__Work order__.
Find how many lines of the records below contain the word "JSON" and write that number by itself.

__Excerpted data__.
- - - - - - -
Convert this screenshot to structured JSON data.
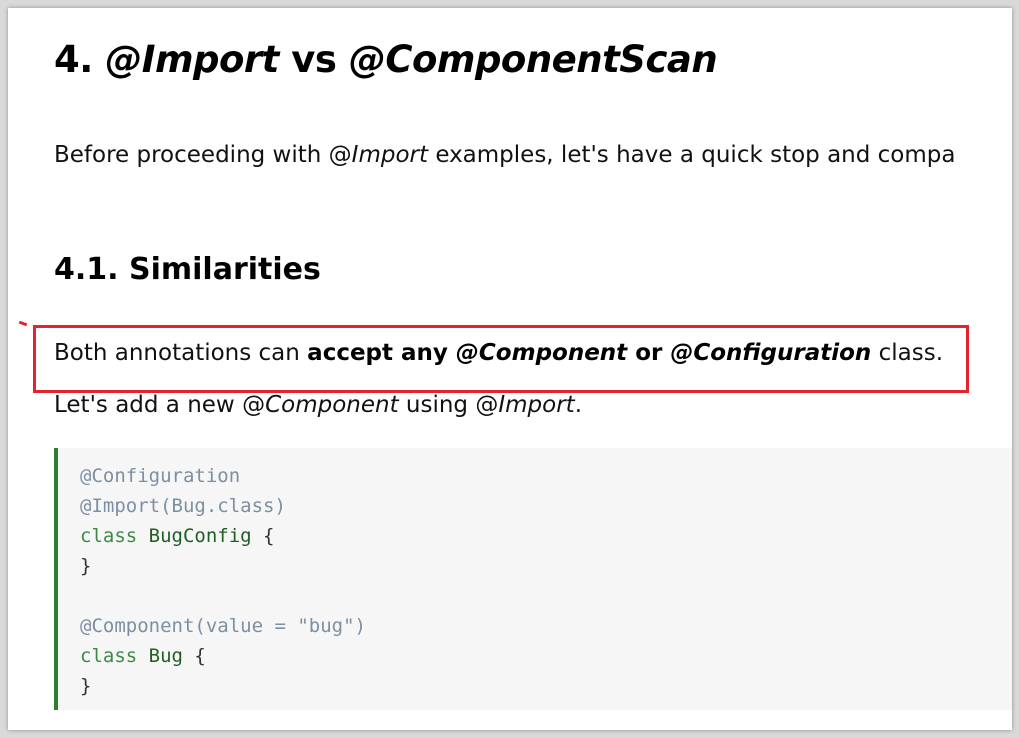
{
  "article": {
    "heading": {
      "number": "4.",
      "import": "@Import",
      "vs": "vs",
      "scan": "@ComponentScan"
    },
    "intro": {
      "before": "Before proceeding with ",
      "at": "@",
      "import": "Import",
      "after": " examples, let's have a quick stop and compa"
    },
    "subheading": "4.1. Similarities",
    "similarity": {
      "t1": "Both annotations can ",
      "t2": "accept any ",
      "t3": "@Component",
      "t4": " or ",
      "t5": "@Configuration",
      "t6": " class."
    },
    "add_line": {
      "t1": "Let's add a new ",
      "at1": "@",
      "component": "Component",
      "t2": " using ",
      "at2": "@",
      "import": "Import",
      "t3": "."
    }
  },
  "code": {
    "l1": "@Configuration",
    "l2": "@Import(Bug.class)",
    "l3_kw": "class",
    "l3_name": " BugConfig",
    "l3_brace": " {",
    "l4": "}",
    "l6": "@Component(value = \"bug\")",
    "l7_kw": "class",
    "l7_name": " Bug",
    "l7_brace": " {",
    "l8": "}"
  },
  "colors": {
    "highlight_border": "#e2242f",
    "code_accent": "#2e7d32",
    "code_background": "#f6f6f6"
  }
}
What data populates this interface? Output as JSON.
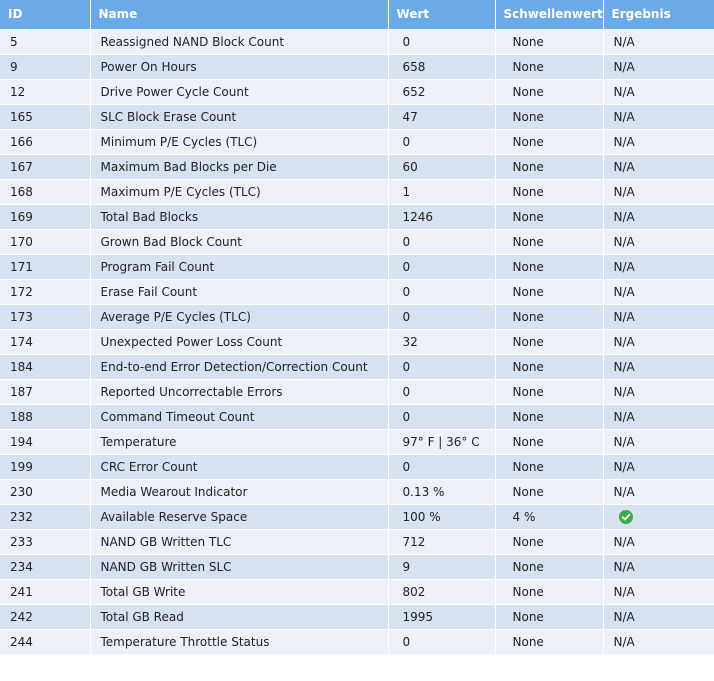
{
  "table": {
    "headers": {
      "id": "ID",
      "name": "Name",
      "value": "Wert",
      "threshold": "Schwellenwert",
      "result": "Ergebnis"
    },
    "rows": [
      {
        "id": "5",
        "name": "Reassigned NAND Block Count",
        "value": "0",
        "threshold": "None",
        "result": "N/A"
      },
      {
        "id": "9",
        "name": "Power On Hours",
        "value": "658",
        "threshold": "None",
        "result": "N/A"
      },
      {
        "id": "12",
        "name": "Drive Power Cycle Count",
        "value": "652",
        "threshold": "None",
        "result": "N/A"
      },
      {
        "id": "165",
        "name": "SLC Block Erase Count",
        "value": "47",
        "threshold": "None",
        "result": "N/A"
      },
      {
        "id": "166",
        "name": "Minimum P/E Cycles (TLC)",
        "value": "0",
        "threshold": "None",
        "result": "N/A"
      },
      {
        "id": "167",
        "name": "Maximum Bad Blocks per Die",
        "value": "60",
        "threshold": "None",
        "result": "N/A"
      },
      {
        "id": "168",
        "name": "Maximum P/E Cycles (TLC)",
        "value": "1",
        "threshold": "None",
        "result": "N/A"
      },
      {
        "id": "169",
        "name": "Total Bad Blocks",
        "value": "1246",
        "threshold": "None",
        "result": "N/A"
      },
      {
        "id": "170",
        "name": "Grown Bad Block Count",
        "value": "0",
        "threshold": "None",
        "result": "N/A"
      },
      {
        "id": "171",
        "name": "Program Fail Count",
        "value": "0",
        "threshold": "None",
        "result": "N/A"
      },
      {
        "id": "172",
        "name": "Erase Fail Count",
        "value": "0",
        "threshold": "None",
        "result": "N/A"
      },
      {
        "id": "173",
        "name": "Average P/E Cycles (TLC)",
        "value": "0",
        "threshold": "None",
        "result": "N/A"
      },
      {
        "id": "174",
        "name": "Unexpected Power Loss Count",
        "value": "32",
        "threshold": "None",
        "result": "N/A"
      },
      {
        "id": "184",
        "name": "End-to-end Error Detection/Correction Count",
        "value": "0",
        "threshold": "None",
        "result": "N/A"
      },
      {
        "id": "187",
        "name": "Reported Uncorrectable Errors",
        "value": "0",
        "threshold": "None",
        "result": "N/A"
      },
      {
        "id": "188",
        "name": "Command Timeout Count",
        "value": "0",
        "threshold": "None",
        "result": "N/A"
      },
      {
        "id": "194",
        "name": "Temperature",
        "value": "97° F | 36° C",
        "threshold": "None",
        "result": "N/A"
      },
      {
        "id": "199",
        "name": "CRC Error Count",
        "value": "0",
        "threshold": "None",
        "result": "N/A"
      },
      {
        "id": "230",
        "name": "Media Wearout Indicator",
        "value": "0.13 %",
        "threshold": "None",
        "result": "N/A"
      },
      {
        "id": "232",
        "name": "Available Reserve Space",
        "value": "100 %",
        "threshold": "4 %",
        "result": "",
        "result_icon": "check-circle-icon"
      },
      {
        "id": "233",
        "name": "NAND GB Written TLC",
        "value": "712",
        "threshold": "None",
        "result": "N/A"
      },
      {
        "id": "234",
        "name": "NAND GB Written SLC",
        "value": "9",
        "threshold": "None",
        "result": "N/A"
      },
      {
        "id": "241",
        "name": "Total GB Write",
        "value": "802",
        "threshold": "None",
        "result": "N/A"
      },
      {
        "id": "242",
        "name": "Total GB Read",
        "value": "1995",
        "threshold": "None",
        "result": "N/A"
      },
      {
        "id": "244",
        "name": "Temperature Throttle Status",
        "value": "0",
        "threshold": "None",
        "result": "N/A"
      }
    ]
  },
  "colors": {
    "header_bg": "#6aaae6",
    "row_light": "#ebf0f9",
    "row_dark": "#d6e1f2",
    "ok_green": "#3cab4a"
  }
}
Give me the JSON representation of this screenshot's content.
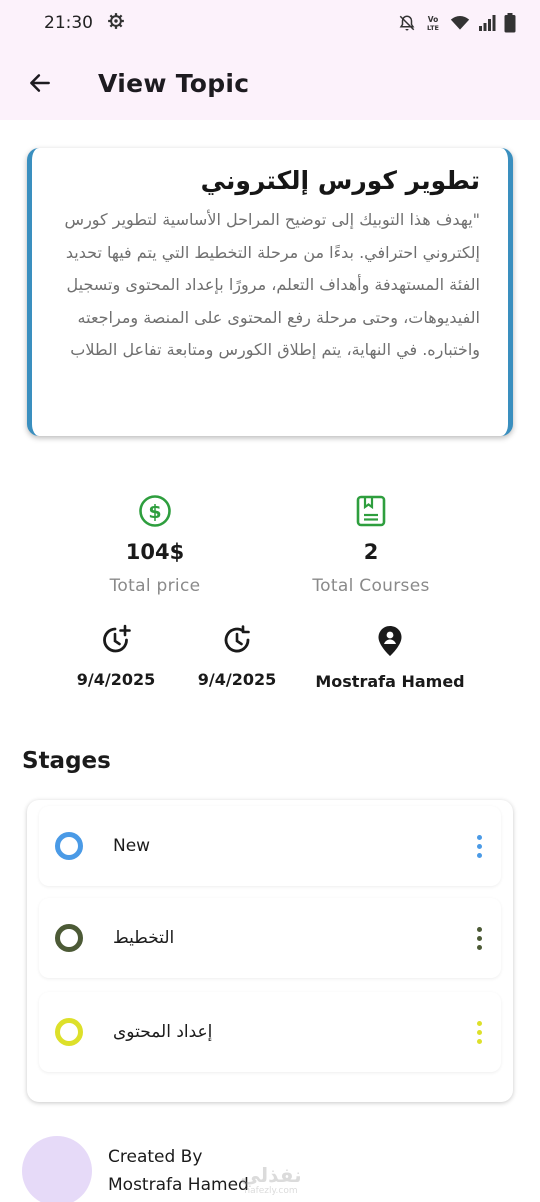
{
  "status_bar": {
    "time": "21:30",
    "icons": [
      "gear-icon",
      "mute-icon",
      "volte-icon",
      "wifi-icon",
      "signal-icon",
      "battery-icon"
    ],
    "volte_text": "VoLTE"
  },
  "app_bar": {
    "title": "View Topic",
    "back_icon": "arrow-left-icon"
  },
  "topic": {
    "title": "تطوير كورس إلكتروني",
    "description": "\"يهدف هذا التوبيك إلى توضيح المراحل الأساسية لتطوير كورس إلكتروني احترافي. بدءًا من مرحلة التخطيط التي يتم فيها تحديد الفئة المستهدفة وأهداف التعلم، مرورًا بإعداد المحتوى وتسجيل الفيديوهات، وحتى مرحلة رفع المحتوى على المنصة ومراجعته واختباره. في النهاية، يتم إطلاق الكورس ومتابعة تفاعل الطلاب",
    "accent_color": "#3a8fbf"
  },
  "stats": {
    "price": {
      "value": "104$",
      "label": "Total price",
      "icon": "dollar-circle-icon"
    },
    "courses": {
      "value": "2",
      "label": "Total Courses",
      "icon": "book-icon"
    }
  },
  "meta": {
    "created_date": {
      "value": "9/4/2025",
      "icon": "clock-plus-icon"
    },
    "updated_date": {
      "value": "9/4/2025",
      "icon": "clock-refresh-icon"
    },
    "owner": {
      "value": "Mostrafa Hamed",
      "icon": "location-person-icon"
    }
  },
  "stages": {
    "title": "Stages",
    "items": [
      {
        "label": "New",
        "color": "#4a9ae6"
      },
      {
        "label": "التخطيط",
        "color": "#4c5a36"
      },
      {
        "label": "إعداد المحتوى",
        "color": "#dde02a"
      }
    ]
  },
  "creator": {
    "caption": "Created By",
    "name": "Mostrafa Hamed",
    "avatar_color": "#e6daf8"
  },
  "watermark": {
    "logo": "نفذلي",
    "url": "nafezly.com"
  },
  "colors": {
    "primary_green": "#2e9e3e",
    "app_bar_bg": "#fcf2fb"
  }
}
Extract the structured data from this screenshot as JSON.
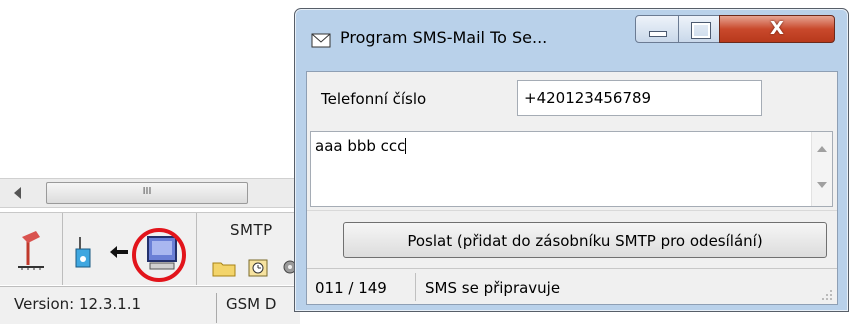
{
  "background_app": {
    "scroll_thumb_glyph": "III",
    "toolbar": {
      "smtp_label": "SMTP"
    },
    "statusbar": {
      "version": "Version: 12.3.1.1",
      "gsm": "GSM D"
    },
    "highlight_color": "#e2141b"
  },
  "dialog": {
    "title": "Program SMS-Mail To Se...",
    "title_icon": "envelope-icon",
    "controls": {
      "minimize": "minimize-icon",
      "maximize": "maximize-icon",
      "close": "X"
    },
    "phone": {
      "label": "Telefonní číslo",
      "value": "+420123456789"
    },
    "message": {
      "value": "aaa bbb ccc"
    },
    "send_button": "Poslat (přidat do zásobníku SMTP pro odesílání)",
    "status": {
      "counter": "011 / 149",
      "message": "SMS se připravuje"
    }
  }
}
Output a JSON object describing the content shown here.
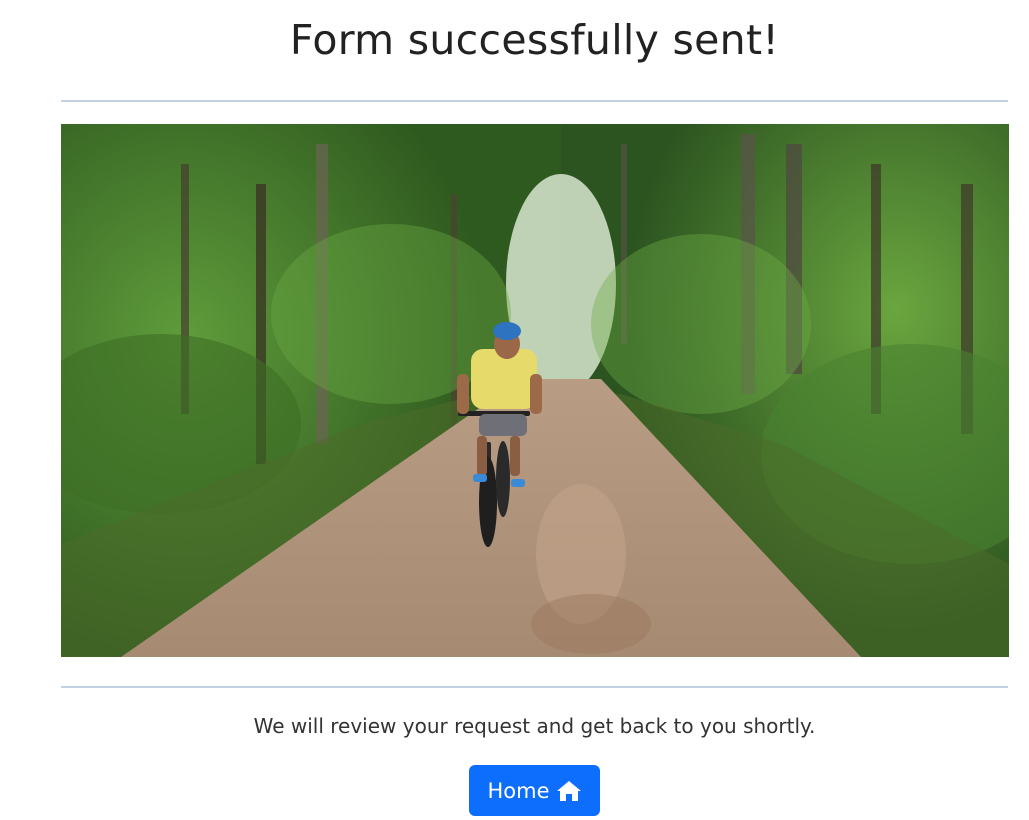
{
  "page": {
    "title": "Form successfully sent!",
    "message": "We will review your request and get back to you shortly."
  },
  "home_button": {
    "label": "Home",
    "icon": "home-icon",
    "color": "#0d6efd"
  },
  "colors": {
    "divider": "#c3d2e3"
  }
}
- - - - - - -
__Result of this task__.
5